What you will do: Copy the data as given. No line may be skipped.

═════ Information

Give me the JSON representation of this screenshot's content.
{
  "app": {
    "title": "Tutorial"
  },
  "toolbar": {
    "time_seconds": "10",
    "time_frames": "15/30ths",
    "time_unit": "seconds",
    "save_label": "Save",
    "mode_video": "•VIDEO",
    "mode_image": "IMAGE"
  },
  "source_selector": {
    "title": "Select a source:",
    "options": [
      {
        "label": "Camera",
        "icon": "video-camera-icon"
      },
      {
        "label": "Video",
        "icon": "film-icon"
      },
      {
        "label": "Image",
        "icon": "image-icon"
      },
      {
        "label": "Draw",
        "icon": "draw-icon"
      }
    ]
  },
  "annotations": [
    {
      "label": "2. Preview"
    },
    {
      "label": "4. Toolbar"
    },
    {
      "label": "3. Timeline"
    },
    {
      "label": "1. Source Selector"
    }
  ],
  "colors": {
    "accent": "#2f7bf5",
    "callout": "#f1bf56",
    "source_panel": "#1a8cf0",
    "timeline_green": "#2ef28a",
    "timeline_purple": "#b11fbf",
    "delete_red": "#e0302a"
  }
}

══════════

Answer box:
Give me the JSON representation of this screenshot's content.
{
  "app": {
    "title": "Tutorial"
  },
  "toolbar": {
    "time_seconds": "10",
    "time_frames": "15/30ths",
    "time_unit": "seconds",
    "save_label": "Save",
    "mode_video": "•VIDEO",
    "mode_image": "IMAGE"
  },
  "source_selector": {
    "title": "Select a source:",
    "options": [
      {
        "label": "Camera",
        "icon": "video-camera-icon"
      },
      {
        "label": "Video",
        "icon": "film-icon"
      },
      {
        "label": "Image",
        "icon": "image-icon"
      },
      {
        "label": "Draw",
        "icon": "draw-icon"
      }
    ]
  },
  "annotations": [
    {
      "label": "2. Preview"
    },
    {
      "label": "4. Toolbar"
    },
    {
      "label": "3. Timeline"
    },
    {
      "label": "1. Source Selector"
    }
  ],
  "colors": {
    "accent": "#2f7bf5",
    "callout": "#f1bf56",
    "source_panel": "#1a8cf0",
    "timeline_green": "#2ef28a",
    "timeline_purple": "#b11fbf",
    "delete_red": "#e0302a"
  }
}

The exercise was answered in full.